**Required work:** Exclude the pictures; give every entry again exactly as written.

App and web page records:
******************************

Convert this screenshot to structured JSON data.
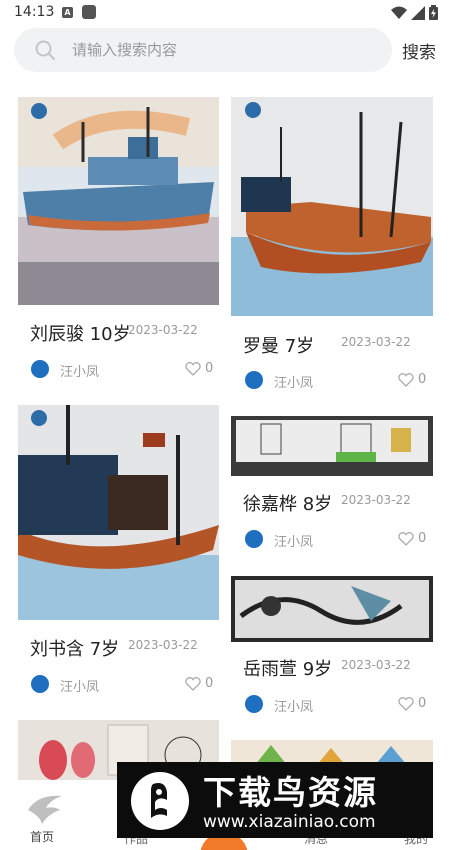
{
  "status_bar": {
    "time": "14:13",
    "a_badge": "A"
  },
  "search": {
    "placeholder": "请输入搜索内容",
    "button_label": "搜索"
  },
  "cards": [
    {
      "title": "刘辰骏 10岁",
      "date": "2023-03-22",
      "author": "汪小凤",
      "likes": "0"
    },
    {
      "title": "罗曼 7岁",
      "date": "2023-03-22",
      "author": "汪小凤",
      "likes": "0"
    },
    {
      "title": "徐嘉桦 8岁",
      "date": "2023-03-22",
      "author": "汪小凤",
      "likes": "0"
    },
    {
      "title": "刘书含 7岁",
      "date": "2023-03-22",
      "author": "汪小凤",
      "likes": "0"
    },
    {
      "title": "岳雨萱 9岁",
      "date": "2023-03-22",
      "author": "汪小凤",
      "likes": "0"
    }
  ],
  "nav": {
    "home_label": "首页",
    "tab2_label": "作品",
    "tab3_label": "消息",
    "tab4_label": "我的"
  },
  "watermark": {
    "title": "下载鸟资源",
    "url": "www.xiazainiao.com"
  },
  "colors": {
    "accent": "#1e6fc0",
    "search_bg": "#f1f2f4",
    "muted_text": "#9a9a9a"
  }
}
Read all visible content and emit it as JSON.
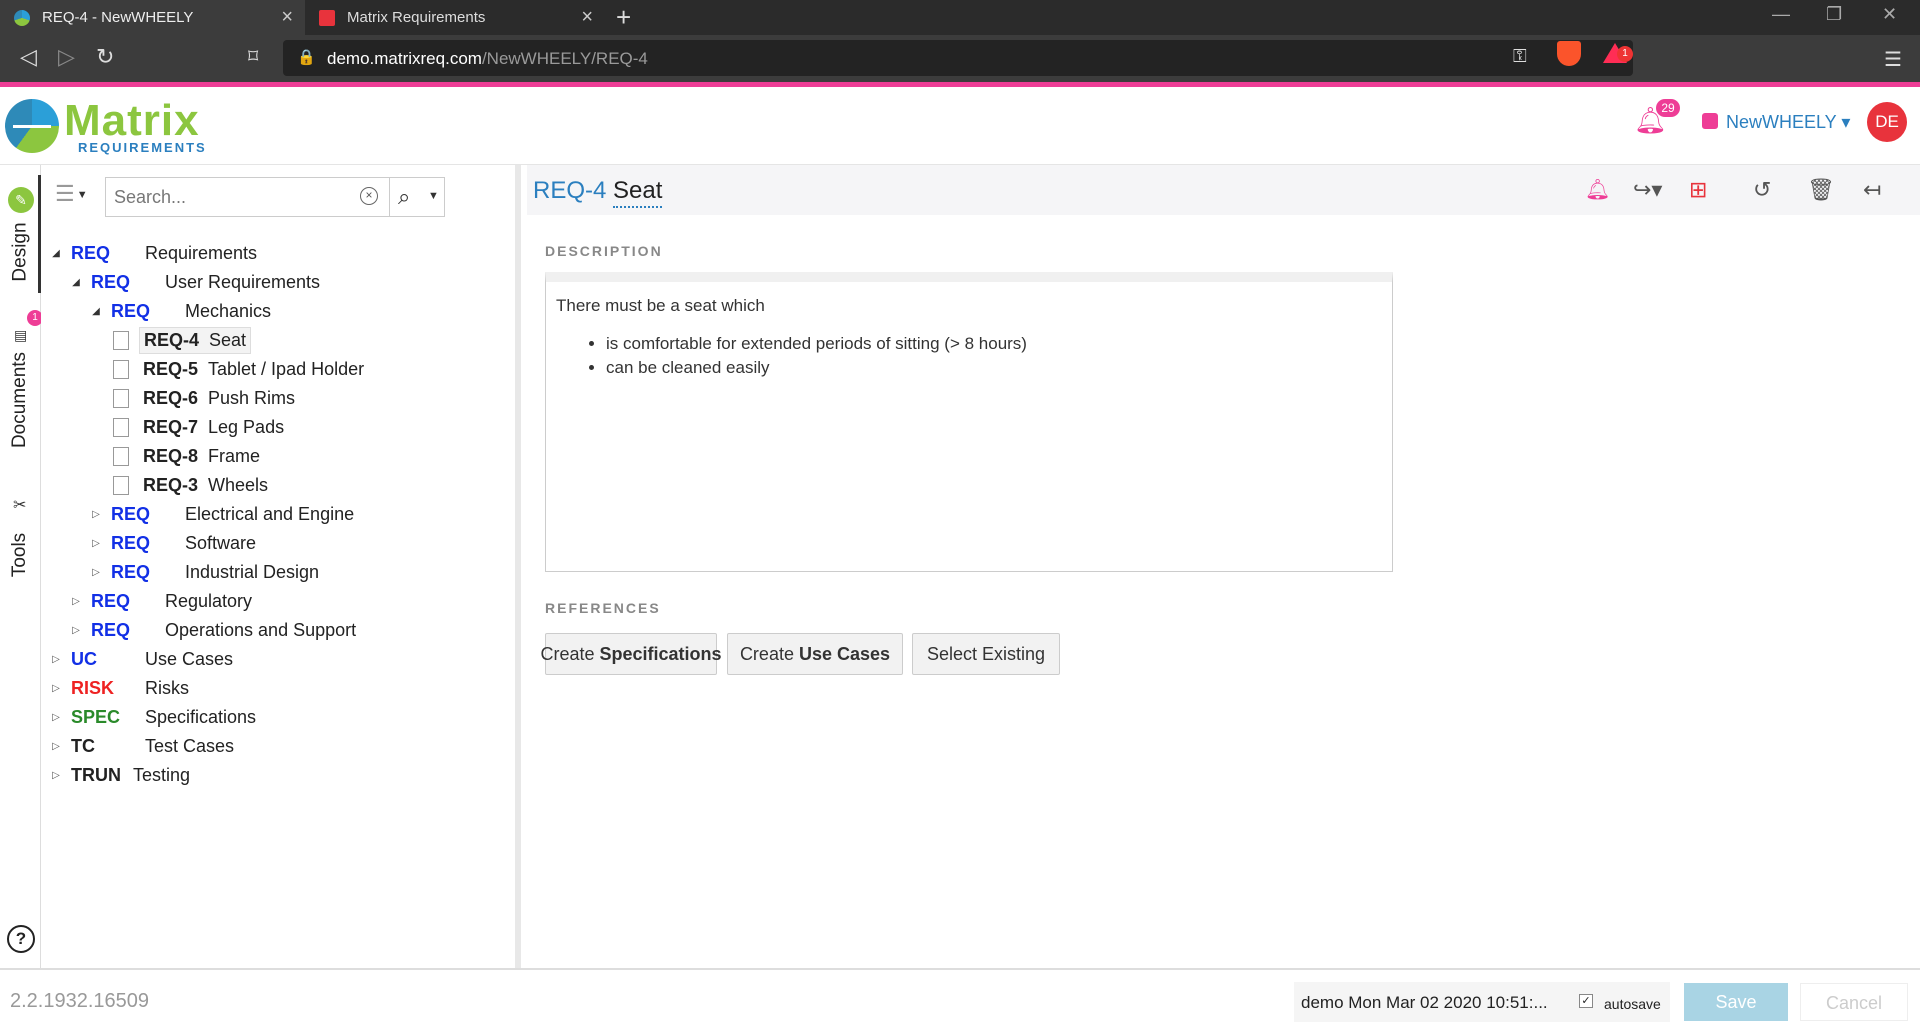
{
  "browser": {
    "tabs": [
      {
        "title": "REQ-4 - NewWHEELY",
        "active": true
      },
      {
        "title": "Matrix Requirements",
        "active": false
      }
    ],
    "url_host": "demo.matrixreq.com",
    "url_path": "/NewWHEELY/REQ-4",
    "extension_badge": "1"
  },
  "app": {
    "logo_text": "Matrix",
    "logo_sub": "REQUIREMENTS",
    "notification_count": "29",
    "project_name": "NewWHEELY ▾",
    "user_initials": "DE",
    "accent_color": "#ee3d96",
    "brand_blue": "#2b7fbf",
    "brand_green": "#8cc63f"
  },
  "side_nav": {
    "design_label": "Design",
    "documents_label": "Documents",
    "documents_badge": "1",
    "tools_label": "Tools",
    "help_label": "?"
  },
  "tree": {
    "search_placeholder": "Search...",
    "rows": [
      {
        "cat": "REQ",
        "label": "Requirements"
      },
      {
        "cat": "REQ",
        "label": "User Requirements"
      },
      {
        "cat": "REQ",
        "label": "Mechanics"
      },
      {
        "id": "REQ-4",
        "label": "Seat"
      },
      {
        "id": "REQ-5",
        "label": "Tablet / Ipad Holder"
      },
      {
        "id": "REQ-6",
        "label": "Push Rims"
      },
      {
        "id": "REQ-7",
        "label": "Leg Pads"
      },
      {
        "id": "REQ-8",
        "label": "Frame"
      },
      {
        "id": "REQ-3",
        "label": "Wheels"
      },
      {
        "cat": "REQ",
        "label": "Electrical and Engine"
      },
      {
        "cat": "REQ",
        "label": "Software"
      },
      {
        "cat": "REQ",
        "label": "Industrial Design"
      },
      {
        "cat": "REQ",
        "label": "Regulatory"
      },
      {
        "cat": "REQ",
        "label": "Operations and Support"
      },
      {
        "cat": "UC",
        "label": "Use Cases"
      },
      {
        "cat": "RISK",
        "label": "Risks"
      },
      {
        "cat": "SPEC",
        "label": "Specifications"
      },
      {
        "cat": "TC",
        "label": "Test Cases"
      },
      {
        "cat": "TRUN",
        "label": "Testing"
      }
    ]
  },
  "item": {
    "id": "REQ-4",
    "title": "Seat",
    "description_label": "DESCRIPTION",
    "description_text": "There must be a seat which",
    "description_bullets": [
      "is comfortable for extended periods of sitting (> 8 hours)",
      "can be cleaned easily"
    ],
    "references_label": "REFERENCES",
    "buttons": {
      "create_spec_prefix": "Create",
      "create_spec_bold": "Specifications",
      "create_uc_prefix": "Create",
      "create_uc_bold": "Use Cases",
      "select_existing": "Select Existing"
    }
  },
  "footer": {
    "version": "2.2.1932.16509",
    "last_saved": "demo Mon Mar 02 2020 10:51:...",
    "autosave_label": "autosave",
    "save_label": "Save",
    "cancel_label": "Cancel"
  }
}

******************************

**Task result:**
Convert this screenshot to structured JSON data.
{
  "status_bar": {
    "time": "14:13",
    "a_badge": "A"
  },
  "search": {
    "placeholder": "请输入搜索内容",
    "button_label": "搜索"
  },
  "cards": [
    {
      "title": "刘辰骏 10岁",
      "date": "2023-03-22",
      "author": "汪小凤",
      "likes": "0"
    },
    {
      "title": "罗曼 7岁",
      "date": "2023-03-22",
      "author": "汪小凤",
      "likes": "0"
    },
    {
      "title": "徐嘉桦 8岁",
      "date": "2023-03-22",
      "author": "汪小凤",
      "likes": "0"
    },
    {
      "title": "刘书含 7岁",
      "date": "2023-03-22",
      "author": "汪小凤",
      "likes": "0"
    },
    {
      "title": "岳雨萱 9岁",
      "date": "2023-03-22",
      "author": "汪小凤",
      "likes": "0"
    }
  ],
  "nav": {
    "home_label": "首页",
    "tab2_label": "作品",
    "tab3_label": "消息",
    "tab4_label": "我的"
  },
  "watermark": {
    "title": "下载鸟资源",
    "url": "www.xiazainiao.com"
  },
  "colors": {
    "accent": "#1e6fc0",
    "search_bg": "#f1f2f4",
    "muted_text": "#9a9a9a"
  }
}
Read all visible content and emit it as JSON.
{
  "browser": {
    "tabs": [
      {
        "title": "REQ-4 - NewWHEELY",
        "active": true
      },
      {
        "title": "Matrix Requirements",
        "active": false
      }
    ],
    "url_host": "demo.matrixreq.com",
    "url_path": "/NewWHEELY/REQ-4",
    "extension_badge": "1"
  },
  "app": {
    "logo_text": "Matrix",
    "logo_sub": "REQUIREMENTS",
    "notification_count": "29",
    "project_name": "NewWHEELY ▾",
    "user_initials": "DE",
    "accent_color": "#ee3d96",
    "brand_blue": "#2b7fbf",
    "brand_green": "#8cc63f"
  },
  "side_nav": {
    "design_label": "Design",
    "documents_label": "Documents",
    "documents_badge": "1",
    "tools_label": "Tools",
    "help_label": "?"
  },
  "tree": {
    "search_placeholder": "Search...",
    "rows": [
      {
        "cat": "REQ",
        "label": "Requirements"
      },
      {
        "cat": "REQ",
        "label": "User Requirements"
      },
      {
        "cat": "REQ",
        "label": "Mechanics"
      },
      {
        "id": "REQ-4",
        "label": "Seat"
      },
      {
        "id": "REQ-5",
        "label": "Tablet / Ipad Holder"
      },
      {
        "id": "REQ-6",
        "label": "Push Rims"
      },
      {
        "id": "REQ-7",
        "label": "Leg Pads"
      },
      {
        "id": "REQ-8",
        "label": "Frame"
      },
      {
        "id": "REQ-3",
        "label": "Wheels"
      },
      {
        "cat": "REQ",
        "label": "Electrical and Engine"
      },
      {
        "cat": "REQ",
        "label": "Software"
      },
      {
        "cat": "REQ",
        "label": "Industrial Design"
      },
      {
        "cat": "REQ",
        "label": "Regulatory"
      },
      {
        "cat": "REQ",
        "label": "Operations and Support"
      },
      {
        "cat": "UC",
        "label": "Use Cases"
      },
      {
        "cat": "RISK",
        "label": "Risks"
      },
      {
        "cat": "SPEC",
        "label": "Specifications"
      },
      {
        "cat": "TC",
        "label": "Test Cases"
      },
      {
        "cat": "TRUN",
        "label": "Testing"
      }
    ]
  },
  "item": {
    "id": "REQ-4",
    "title": "Seat",
    "description_label": "DESCRIPTION",
    "description_text": "There must be a seat which",
    "description_bullets": [
      "is comfortable for extended periods of sitting (> 8 hours)",
      "can be cleaned easily"
    ],
    "references_label": "REFERENCES",
    "buttons": {
      "create_spec_prefix": "Create",
      "create_spec_bold": "Specifications",
      "create_uc_prefix": "Create",
      "create_uc_bold": "Use Cases",
      "select_existing": "Select Existing"
    }
  },
  "footer": {
    "version": "2.2.1932.16509",
    "last_saved": "demo Mon Mar 02 2020 10:51:...",
    "autosave_label": "autosave",
    "save_label": "Save",
    "cancel_label": "Cancel"
  }
}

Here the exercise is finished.